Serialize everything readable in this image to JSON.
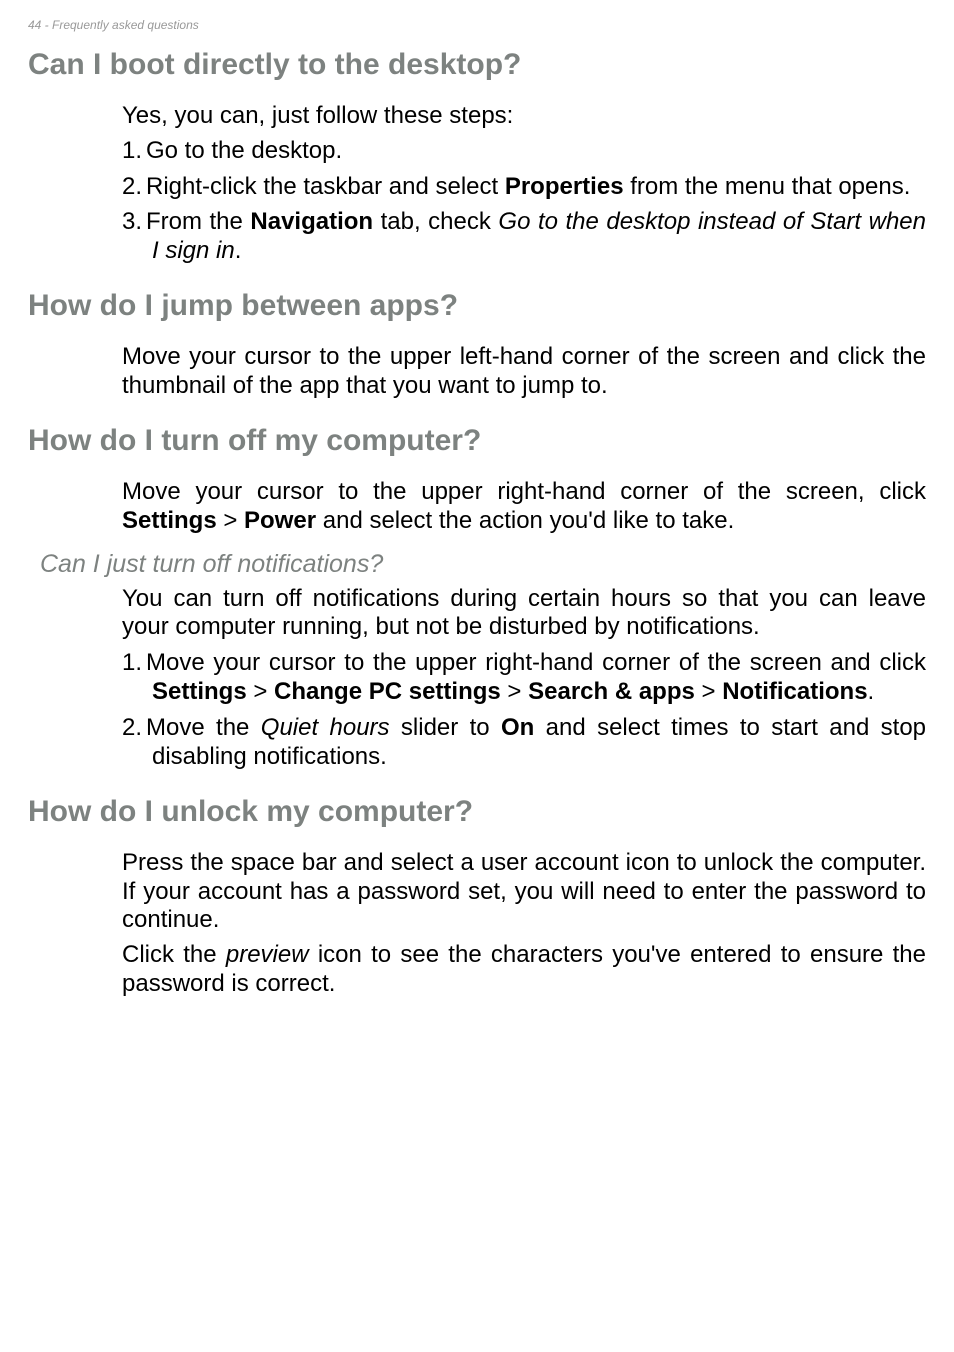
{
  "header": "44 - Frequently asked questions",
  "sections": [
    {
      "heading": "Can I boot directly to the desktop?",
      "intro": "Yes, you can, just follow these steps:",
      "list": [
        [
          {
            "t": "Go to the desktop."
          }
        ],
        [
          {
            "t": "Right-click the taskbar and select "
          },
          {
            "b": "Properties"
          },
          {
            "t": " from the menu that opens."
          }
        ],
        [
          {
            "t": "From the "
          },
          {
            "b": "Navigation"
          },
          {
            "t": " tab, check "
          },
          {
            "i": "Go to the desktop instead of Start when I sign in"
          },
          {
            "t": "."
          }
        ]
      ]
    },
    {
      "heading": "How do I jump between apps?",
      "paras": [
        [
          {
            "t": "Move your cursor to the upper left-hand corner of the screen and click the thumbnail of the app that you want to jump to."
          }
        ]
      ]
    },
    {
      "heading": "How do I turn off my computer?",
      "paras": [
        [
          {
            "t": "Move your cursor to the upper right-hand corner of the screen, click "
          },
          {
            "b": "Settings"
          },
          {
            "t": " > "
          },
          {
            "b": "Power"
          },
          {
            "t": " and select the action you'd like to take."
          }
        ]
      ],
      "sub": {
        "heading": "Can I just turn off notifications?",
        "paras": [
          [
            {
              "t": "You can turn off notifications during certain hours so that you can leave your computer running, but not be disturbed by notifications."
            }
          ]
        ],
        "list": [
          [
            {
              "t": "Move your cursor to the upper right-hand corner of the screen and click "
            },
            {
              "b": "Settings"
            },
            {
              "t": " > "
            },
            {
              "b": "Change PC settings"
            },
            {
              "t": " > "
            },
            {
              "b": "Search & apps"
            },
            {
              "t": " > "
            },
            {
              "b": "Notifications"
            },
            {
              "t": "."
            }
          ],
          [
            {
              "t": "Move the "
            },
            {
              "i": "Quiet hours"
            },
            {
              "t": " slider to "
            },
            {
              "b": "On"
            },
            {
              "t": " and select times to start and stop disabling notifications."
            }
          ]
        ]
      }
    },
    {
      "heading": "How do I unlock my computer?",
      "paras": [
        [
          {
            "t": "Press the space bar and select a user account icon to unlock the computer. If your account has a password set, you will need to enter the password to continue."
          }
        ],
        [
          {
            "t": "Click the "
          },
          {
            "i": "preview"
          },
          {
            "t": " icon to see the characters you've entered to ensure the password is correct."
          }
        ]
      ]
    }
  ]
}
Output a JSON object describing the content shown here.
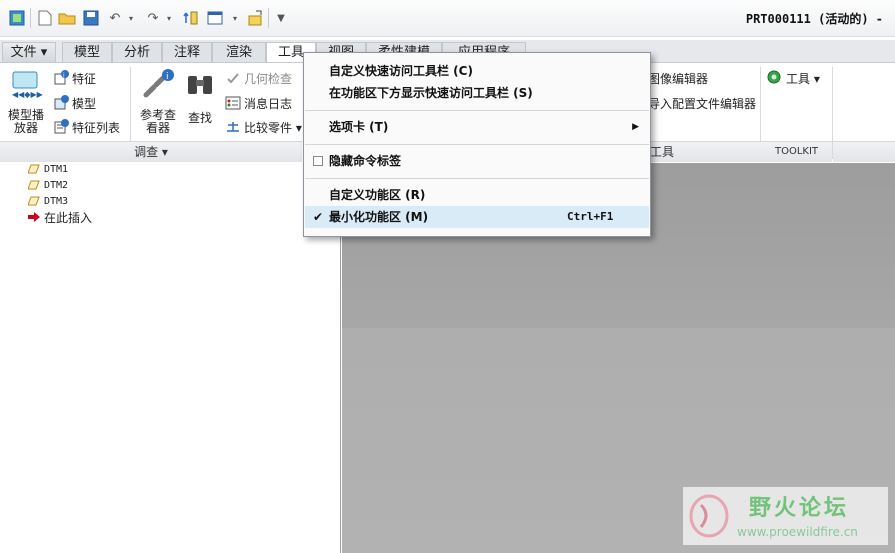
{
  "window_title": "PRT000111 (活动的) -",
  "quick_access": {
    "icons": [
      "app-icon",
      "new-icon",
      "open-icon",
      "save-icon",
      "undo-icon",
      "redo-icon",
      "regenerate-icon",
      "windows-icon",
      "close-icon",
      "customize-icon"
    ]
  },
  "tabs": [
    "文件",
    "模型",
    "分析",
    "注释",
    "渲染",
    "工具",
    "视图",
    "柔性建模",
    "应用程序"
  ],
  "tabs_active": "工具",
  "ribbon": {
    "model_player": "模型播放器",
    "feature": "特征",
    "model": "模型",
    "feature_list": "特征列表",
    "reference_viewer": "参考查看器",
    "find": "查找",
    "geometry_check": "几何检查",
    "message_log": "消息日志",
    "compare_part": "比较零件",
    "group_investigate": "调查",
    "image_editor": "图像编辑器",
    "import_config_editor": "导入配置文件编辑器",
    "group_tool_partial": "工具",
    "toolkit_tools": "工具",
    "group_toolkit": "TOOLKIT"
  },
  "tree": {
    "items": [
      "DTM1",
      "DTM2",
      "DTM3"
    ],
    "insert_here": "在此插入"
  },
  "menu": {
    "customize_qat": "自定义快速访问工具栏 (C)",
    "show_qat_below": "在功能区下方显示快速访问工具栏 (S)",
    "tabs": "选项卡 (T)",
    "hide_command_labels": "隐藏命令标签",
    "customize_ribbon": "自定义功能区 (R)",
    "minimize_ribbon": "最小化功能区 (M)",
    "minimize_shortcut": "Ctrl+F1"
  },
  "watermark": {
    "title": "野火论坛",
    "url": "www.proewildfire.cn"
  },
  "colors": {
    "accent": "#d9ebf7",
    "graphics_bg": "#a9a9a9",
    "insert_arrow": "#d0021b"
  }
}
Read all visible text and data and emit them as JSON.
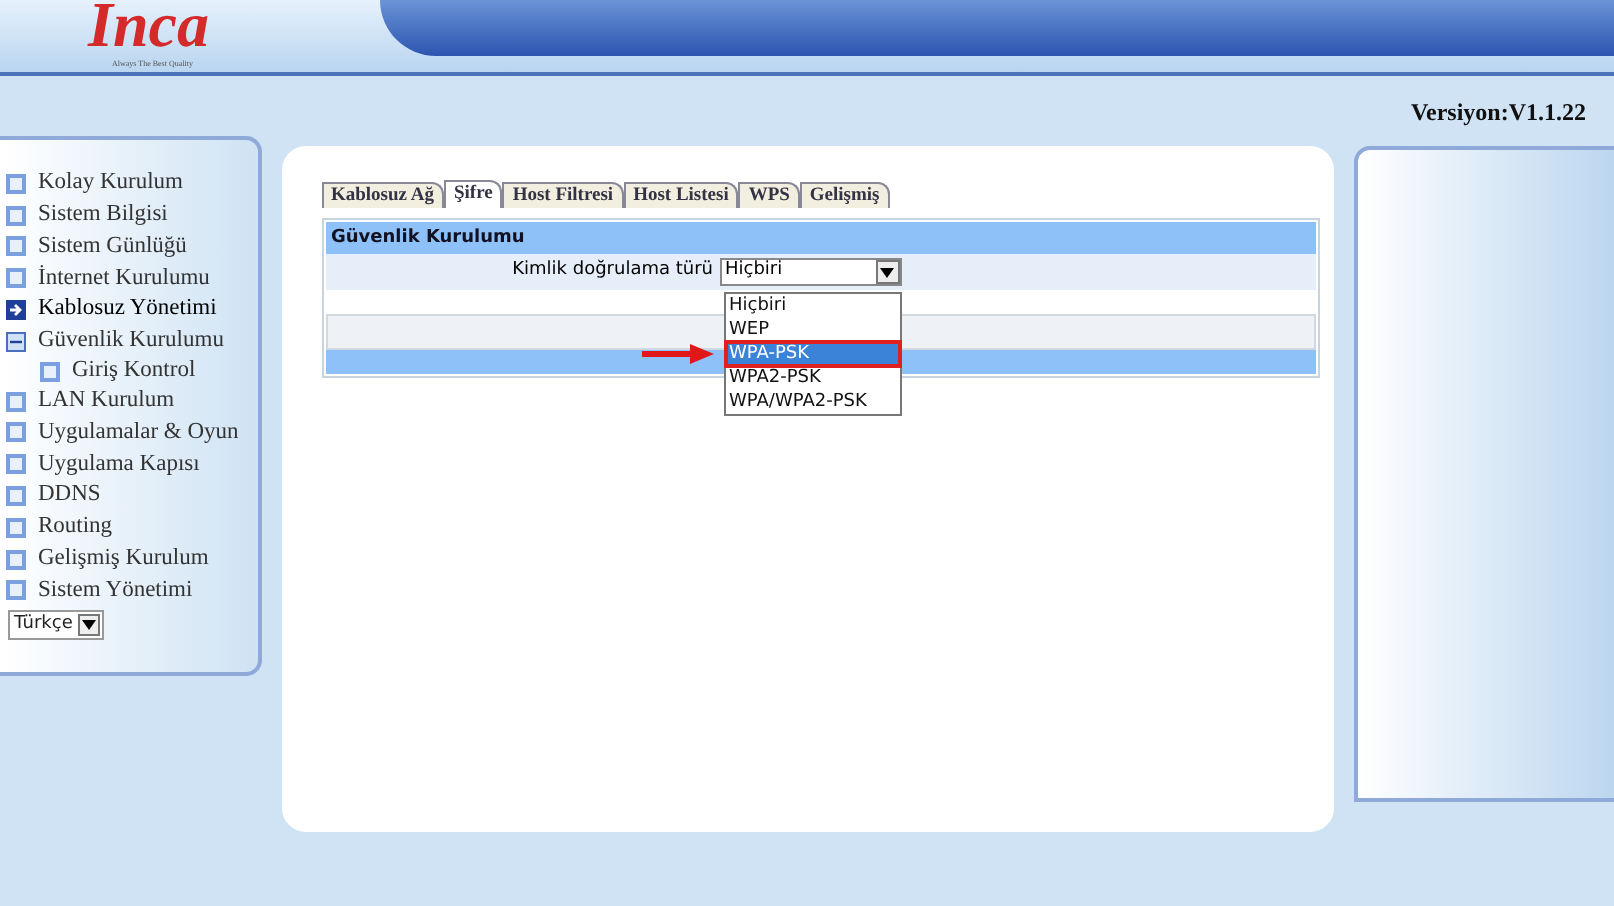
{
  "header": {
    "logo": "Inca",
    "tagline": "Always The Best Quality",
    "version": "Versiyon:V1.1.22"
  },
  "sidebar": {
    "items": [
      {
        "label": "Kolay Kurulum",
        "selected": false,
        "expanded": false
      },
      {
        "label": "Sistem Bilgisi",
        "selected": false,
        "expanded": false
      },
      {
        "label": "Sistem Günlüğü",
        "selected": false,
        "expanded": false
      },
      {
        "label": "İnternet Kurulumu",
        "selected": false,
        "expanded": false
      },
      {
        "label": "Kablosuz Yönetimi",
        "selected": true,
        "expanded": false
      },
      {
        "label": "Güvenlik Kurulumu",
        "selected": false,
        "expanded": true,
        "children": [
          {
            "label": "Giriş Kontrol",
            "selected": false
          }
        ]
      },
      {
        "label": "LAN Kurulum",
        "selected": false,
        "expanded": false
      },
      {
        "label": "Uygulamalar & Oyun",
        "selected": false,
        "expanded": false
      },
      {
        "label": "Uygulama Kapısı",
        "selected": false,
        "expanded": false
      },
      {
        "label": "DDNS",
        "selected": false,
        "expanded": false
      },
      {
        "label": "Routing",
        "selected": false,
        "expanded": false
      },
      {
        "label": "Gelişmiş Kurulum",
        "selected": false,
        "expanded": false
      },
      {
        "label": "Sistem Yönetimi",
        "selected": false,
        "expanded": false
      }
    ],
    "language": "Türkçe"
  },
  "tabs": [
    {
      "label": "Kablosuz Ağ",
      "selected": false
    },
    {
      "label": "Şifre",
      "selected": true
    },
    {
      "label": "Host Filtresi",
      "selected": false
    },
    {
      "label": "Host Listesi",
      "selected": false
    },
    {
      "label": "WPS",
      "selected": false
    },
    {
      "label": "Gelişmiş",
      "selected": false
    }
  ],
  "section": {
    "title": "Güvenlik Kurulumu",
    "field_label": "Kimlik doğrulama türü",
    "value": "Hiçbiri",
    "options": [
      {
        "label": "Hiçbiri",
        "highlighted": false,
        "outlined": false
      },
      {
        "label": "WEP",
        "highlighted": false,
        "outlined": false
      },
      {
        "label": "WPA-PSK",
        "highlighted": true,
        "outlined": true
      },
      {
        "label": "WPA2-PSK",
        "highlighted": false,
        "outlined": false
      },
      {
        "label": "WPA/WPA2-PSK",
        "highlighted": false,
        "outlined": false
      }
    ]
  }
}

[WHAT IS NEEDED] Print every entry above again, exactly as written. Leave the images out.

[COMPLETED EXERCISE]
Serialize everything readable in this image to JSON.
{
  "header": "44 - Frequently asked questions",
  "sections": [
    {
      "heading": "Can I boot directly to the desktop?",
      "intro": "Yes, you can, just follow these steps:",
      "list": [
        [
          {
            "t": "Go to the desktop."
          }
        ],
        [
          {
            "t": "Right-click the taskbar and select "
          },
          {
            "b": "Properties"
          },
          {
            "t": " from the menu that opens."
          }
        ],
        [
          {
            "t": "From the "
          },
          {
            "b": "Navigation"
          },
          {
            "t": " tab, check "
          },
          {
            "i": "Go to the desktop instead of Start when I sign in"
          },
          {
            "t": "."
          }
        ]
      ]
    },
    {
      "heading": "How do I jump between apps?",
      "paras": [
        [
          {
            "t": "Move your cursor to the upper left-hand corner of the screen and click the thumbnail of the app that you want to jump to."
          }
        ]
      ]
    },
    {
      "heading": "How do I turn off my computer?",
      "paras": [
        [
          {
            "t": "Move your cursor to the upper right-hand corner of the screen, click "
          },
          {
            "b": "Settings"
          },
          {
            "t": " > "
          },
          {
            "b": "Power"
          },
          {
            "t": " and select the action you'd like to take."
          }
        ]
      ],
      "sub": {
        "heading": "Can I just turn off notifications?",
        "paras": [
          [
            {
              "t": "You can turn off notifications during certain hours so that you can leave your computer running, but not be disturbed by notifications."
            }
          ]
        ],
        "list": [
          [
            {
              "t": "Move your cursor to the upper right-hand corner of the screen and click "
            },
            {
              "b": "Settings"
            },
            {
              "t": " > "
            },
            {
              "b": "Change PC settings"
            },
            {
              "t": " > "
            },
            {
              "b": "Search & apps"
            },
            {
              "t": " > "
            },
            {
              "b": "Notifications"
            },
            {
              "t": "."
            }
          ],
          [
            {
              "t": "Move the "
            },
            {
              "i": "Quiet hours"
            },
            {
              "t": " slider to "
            },
            {
              "b": "On"
            },
            {
              "t": " and select times to start and stop disabling notifications."
            }
          ]
        ]
      }
    },
    {
      "heading": "How do I unlock my computer?",
      "paras": [
        [
          {
            "t": "Press the space bar and select a user account icon to unlock the computer. If your account has a password set, you will need to enter the password to continue."
          }
        ],
        [
          {
            "t": "Click the "
          },
          {
            "i": "preview"
          },
          {
            "t": " icon to see the characters you've entered to ensure the password is correct."
          }
        ]
      ]
    }
  ]
}
Output a JSON object describing the content shown here.
{
  "window_title": "PRT000111 (活动的) -",
  "quick_access": {
    "icons": [
      "app-icon",
      "new-icon",
      "open-icon",
      "save-icon",
      "undo-icon",
      "redo-icon",
      "regenerate-icon",
      "windows-icon",
      "close-icon",
      "customize-icon"
    ]
  },
  "tabs": [
    "文件",
    "模型",
    "分析",
    "注释",
    "渲染",
    "工具",
    "视图",
    "柔性建模",
    "应用程序"
  ],
  "tabs_active": "工具",
  "ribbon": {
    "model_player": "模型播放器",
    "feature": "特征",
    "model": "模型",
    "feature_list": "特征列表",
    "reference_viewer": "参考查看器",
    "find": "查找",
    "geometry_check": "几何检查",
    "message_log": "消息日志",
    "compare_part": "比较零件",
    "group_investigate": "调查",
    "image_editor": "图像编辑器",
    "import_config_editor": "导入配置文件编辑器",
    "group_tool_partial": "工具",
    "toolkit_tools": "工具",
    "group_toolkit": "TOOLKIT"
  },
  "tree": {
    "items": [
      "DTM1",
      "DTM2",
      "DTM3"
    ],
    "insert_here": "在此插入"
  },
  "menu": {
    "customize_qat": "自定义快速访问工具栏 (C)",
    "show_qat_below": "在功能区下方显示快速访问工具栏 (S)",
    "tabs": "选项卡 (T)",
    "hide_command_labels": "隐藏命令标签",
    "customize_ribbon": "自定义功能区 (R)",
    "minimize_ribbon": "最小化功能区 (M)",
    "minimize_shortcut": "Ctrl+F1"
  },
  "watermark": {
    "title": "野火论坛",
    "url": "www.proewildfire.cn"
  },
  "colors": {
    "accent": "#d9ebf7",
    "graphics_bg": "#a9a9a9",
    "insert_arrow": "#d0021b"
  }
}
Read all visible text and data and emit them as JSON.
{
  "header": {
    "logo": "Inca",
    "tagline": "Always The Best Quality",
    "version": "Versiyon:V1.1.22"
  },
  "sidebar": {
    "items": [
      {
        "label": "Kolay Kurulum",
        "selected": false,
        "expanded": false
      },
      {
        "label": "Sistem Bilgisi",
        "selected": false,
        "expanded": false
      },
      {
        "label": "Sistem Günlüğü",
        "selected": false,
        "expanded": false
      },
      {
        "label": "İnternet Kurulumu",
        "selected": false,
        "expanded": false
      },
      {
        "label": "Kablosuz Yönetimi",
        "selected": true,
        "expanded": false
      },
      {
        "label": "Güvenlik Kurulumu",
        "selected": false,
        "expanded": true,
        "children": [
          {
            "label": "Giriş Kontrol",
            "selected": false
          }
        ]
      },
      {
        "label": "LAN Kurulum",
        "selected": false,
        "expanded": false
      },
      {
        "label": "Uygulamalar & Oyun",
        "selected": false,
        "expanded": false
      },
      {
        "label": "Uygulama Kapısı",
        "selected": false,
        "expanded": false
      },
      {
        "label": "DDNS",
        "selected": false,
        "expanded": false
      },
      {
        "label": "Routing",
        "selected": false,
        "expanded": false
      },
      {
        "label": "Gelişmiş Kurulum",
        "selected": false,
        "expanded": false
      },
      {
        "label": "Sistem Yönetimi",
        "selected": false,
        "expanded": false
      }
    ],
    "language": "Türkçe"
  },
  "tabs": [
    {
      "label": "Kablosuz Ağ",
      "selected": false
    },
    {
      "label": "Şifre",
      "selected": true
    },
    {
      "label": "Host Filtresi",
      "selected": false
    },
    {
      "label": "Host Listesi",
      "selected": false
    },
    {
      "label": "WPS",
      "selected": false
    },
    {
      "label": "Gelişmiş",
      "selected": false
    }
  ],
  "section": {
    "title": "Güvenlik Kurulumu",
    "field_label": "Kimlik doğrulama türü",
    "value": "Hiçbiri",
    "options": [
      {
        "label": "Hiçbiri",
        "highlighted": false,
        "outlined": false
      },
      {
        "label": "WEP",
        "highlighted": false,
        "outlined": false
      },
      {
        "label": "WPA-PSK",
        "highlighted": true,
        "outlined": true
      },
      {
        "label": "WPA2-PSK",
        "highlighted": false,
        "outlined": false
      },
      {
        "label": "WPA/WPA2-PSK",
        "highlighted": false,
        "outlined": false
      }
    ]
  }
}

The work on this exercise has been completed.